- Brief: Scan the data below and copy each line where "knowledge" occurs.

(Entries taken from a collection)
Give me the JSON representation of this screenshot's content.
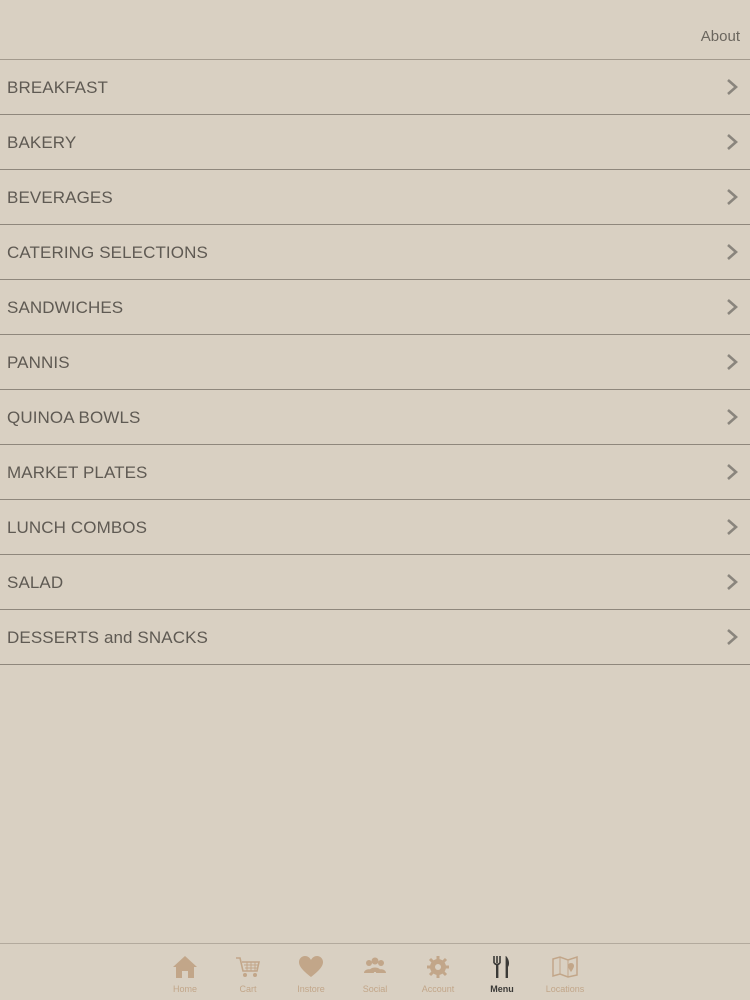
{
  "header": {
    "about_label": "About"
  },
  "menu": {
    "items": [
      {
        "label": "BREAKFAST"
      },
      {
        "label": "BAKERY"
      },
      {
        "label": "BEVERAGES"
      },
      {
        "label": "CATERING SELECTIONS"
      },
      {
        "label": "SANDWICHES"
      },
      {
        "label": "PANNIS"
      },
      {
        "label": "QUINOA BOWLS"
      },
      {
        "label": "MARKET PLATES"
      },
      {
        "label": "LUNCH COMBOS"
      },
      {
        "label": "SALAD"
      },
      {
        "label": "DESSERTS and SNACKS"
      }
    ]
  },
  "tabbar": {
    "tabs": [
      {
        "label": "Home",
        "icon": "home-icon"
      },
      {
        "label": "Cart",
        "icon": "cart-icon"
      },
      {
        "label": "Instore",
        "icon": "heart-icon"
      },
      {
        "label": "Social",
        "icon": "people-icon"
      },
      {
        "label": "Account",
        "icon": "gear-icon"
      },
      {
        "label": "Menu",
        "icon": "fork-knife-icon",
        "active": true
      },
      {
        "label": "Locations",
        "icon": "map-icon"
      }
    ],
    "colors": {
      "inactive": "#c2a689",
      "active": "#3b3a37"
    }
  },
  "colors": {
    "background": "#d9d0c2",
    "text": "#5f5a53",
    "divider": "#8f877c"
  }
}
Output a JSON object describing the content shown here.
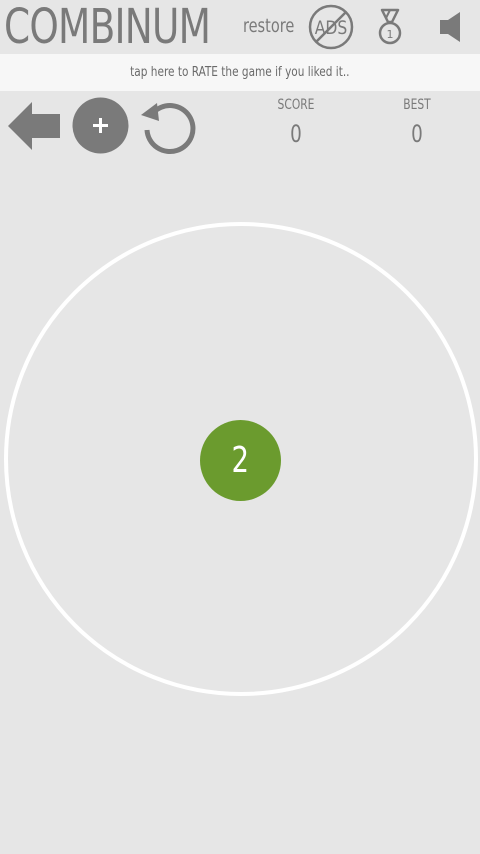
{
  "header": {
    "title": "COMBINUM",
    "restore_label": "restore",
    "ads_icon_text": "ADS"
  },
  "banner": {
    "text": "tap here to RATE the game if you liked it.."
  },
  "controls": {
    "back_icon": "arrow-left-icon",
    "add_icon": "plus-circle-icon",
    "restart_icon": "restart-icon"
  },
  "stats": {
    "score_label": "SCORE",
    "score_value": "0",
    "best_label": "BEST",
    "best_value": "0"
  },
  "game": {
    "ball_value": "2"
  },
  "medal_number": "1",
  "colors": {
    "background": "#e6e6e6",
    "banner": "#f7f7f7",
    "icon_gray": "#7a7a7a",
    "ring": "#ffffff",
    "ball_green": "#6b9b2e"
  }
}
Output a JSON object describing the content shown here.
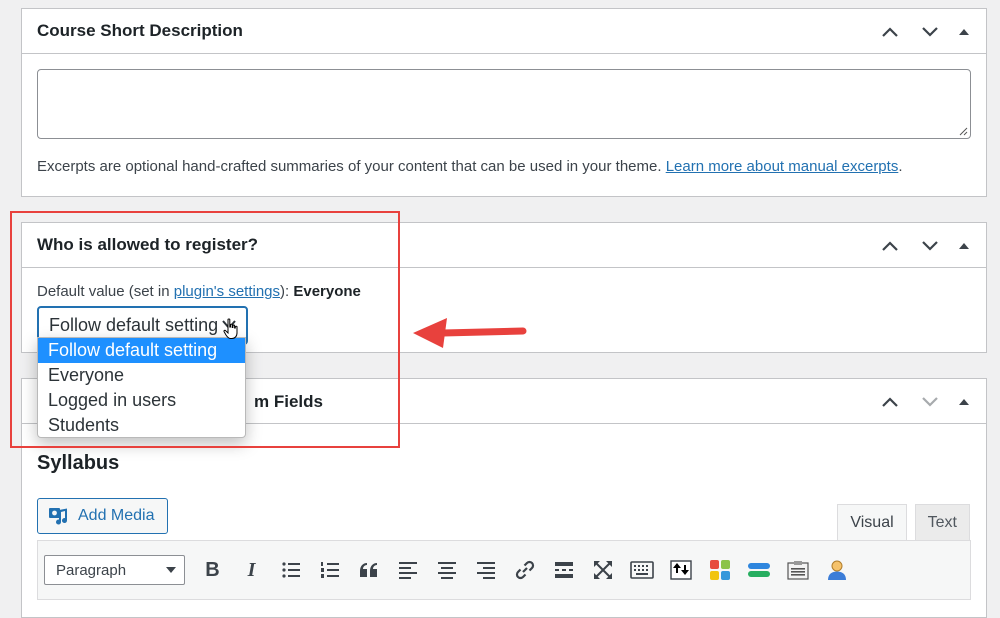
{
  "desc_box": {
    "title": "Course Short Description",
    "textarea_value": "",
    "help_text": "Excerpts are optional hand-crafted summaries of your content that can be used in your theme.",
    "help_link": "Learn more about manual excerpts",
    "help_end": "."
  },
  "register_box": {
    "title": "Who is allowed to register?",
    "default_prefix": "Default value (set in ",
    "default_link": "plugin's settings",
    "default_suffix": "): ",
    "default_value": "Everyone",
    "selected": "Follow default setting",
    "options": [
      "Follow default setting",
      "Everyone",
      "Logged in users",
      "Students"
    ]
  },
  "fields_box": {
    "title_visible_part": "m Fields",
    "syllabus_label": "Syllabus",
    "add_media_label": "Add Media",
    "tabs": [
      "Visual",
      "Text"
    ],
    "format_select": "Paragraph"
  },
  "colors": {
    "accent": "#2271b1",
    "highlight": "#e8413d",
    "dropdown_selected": "#1e90ff"
  }
}
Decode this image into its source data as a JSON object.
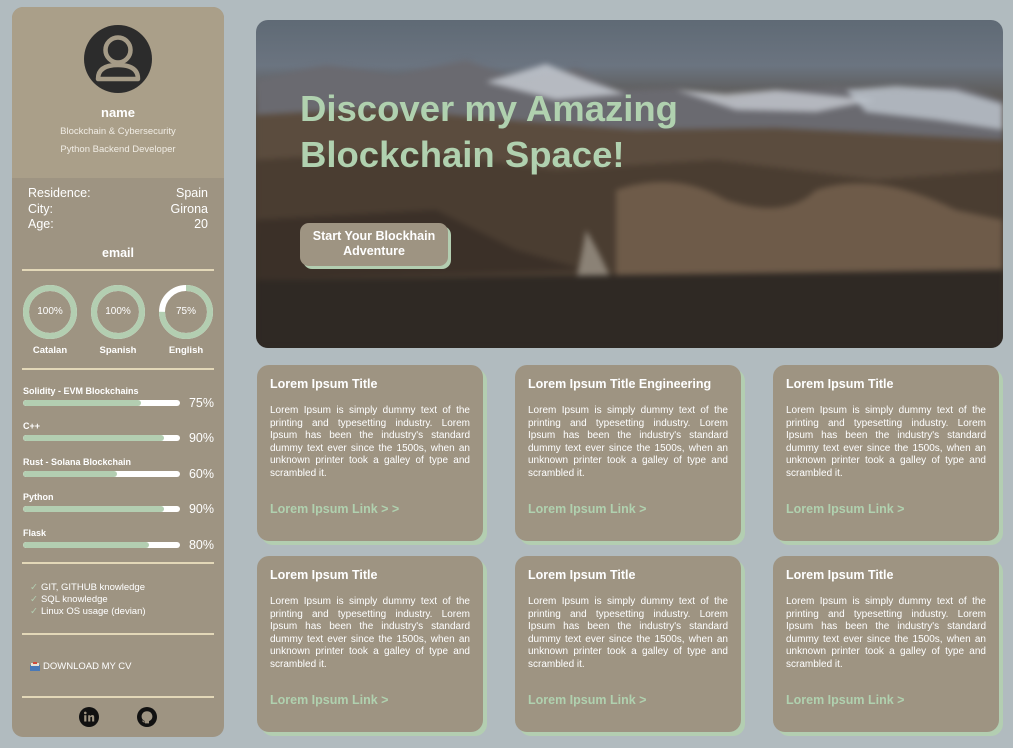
{
  "profile": {
    "name": "name",
    "role1": "Blockchain & Cybersecurity",
    "role2": "Python Backend Developer",
    "residence_label": "Residence:",
    "residence": "Spain",
    "city_label": "City:",
    "city": "Girona",
    "age_label": "Age:",
    "age": "20",
    "email": "email"
  },
  "languages": [
    {
      "name": "Catalan",
      "label": "100%",
      "level": 1.0
    },
    {
      "name": "Spanish",
      "label": "100%",
      "level": 1.0
    },
    {
      "name": "English",
      "label": "75%",
      "level": 0.75
    }
  ],
  "skills": [
    {
      "name": "Solidity - EVM Blockchains",
      "label": "75%",
      "level": 0.75
    },
    {
      "name": "C++",
      "label": "90%",
      "level": 0.9
    },
    {
      "name": "Rust - Solana Blockchain",
      "label": "60%",
      "level": 0.6
    },
    {
      "name": "Python",
      "label": "90%",
      "level": 0.9
    },
    {
      "name": "Flask",
      "label": "80%",
      "level": 0.8
    }
  ],
  "knowledge": [
    "GIT, GITHUB knowledge",
    "SQL knowledge",
    "Linux OS usage (devian)"
  ],
  "download_label": "DOWNLOAD MY CV",
  "social": [
    "linkedin-icon",
    "github-icon"
  ],
  "hero": {
    "title": "Discover my Amazing Blockchain Space!",
    "button": "Start Your Blockhain Adventure"
  },
  "cards": [
    {
      "title": "Lorem Ipsum Title",
      "text": "Lorem Ipsum is simply dummy text of the printing and typesetting industry. Lorem Ipsum has been the industry's standard dummy text ever since the 1500s, when an unknown printer took a galley of type and scrambled it.",
      "link": "Lorem Ipsum Link  >  >"
    },
    {
      "title": "Lorem Ipsum Title Engineering",
      "text": "Lorem Ipsum is simply dummy text of the printing and typesetting industry. Lorem Ipsum has been the industry's standard dummy text ever since the 1500s, when an unknown printer took a galley of type and scrambled it.",
      "link": "Lorem Ipsum Link  >"
    },
    {
      "title": "Lorem Ipsum Title",
      "text": "Lorem Ipsum is simply dummy text of the printing and typesetting industry. Lorem Ipsum has been the industry's standard dummy text ever since the 1500s, when an unknown printer took a galley of type and scrambled it.",
      "link": "Lorem Ipsum Link  >"
    },
    {
      "title": "Lorem Ipsum Title",
      "text": "Lorem Ipsum is simply dummy text of the printing and typesetting industry. Lorem Ipsum has been the industry's standard dummy text ever since the 1500s, when an unknown printer took a galley of type and scrambled it.",
      "link": "Lorem Ipsum Link  >"
    },
    {
      "title": "Lorem Ipsum Title",
      "text": "Lorem Ipsum is simply dummy text of the printing and typesetting industry. Lorem Ipsum has been the industry's standard dummy text ever since the 1500s, when an unknown printer took a galley of type and scrambled it.",
      "link": "Lorem Ipsum Link  >"
    },
    {
      "title": "Lorem Ipsum Title",
      "text": "Lorem Ipsum is simply dummy text of the printing and typesetting industry. Lorem Ipsum has been the industry's standard dummy text ever since the 1500s, when an unknown printer took a galley of type and scrambled it.",
      "link": "Lorem Ipsum Link  >"
    }
  ],
  "colors": {
    "accent": "#b3ceb1",
    "panel": "#9e9482",
    "background": "#b1bbbf"
  }
}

- Solved exercise:
  "knowledge": [
    "GIT, GITHUB knowledge",
    "SQL knowledge",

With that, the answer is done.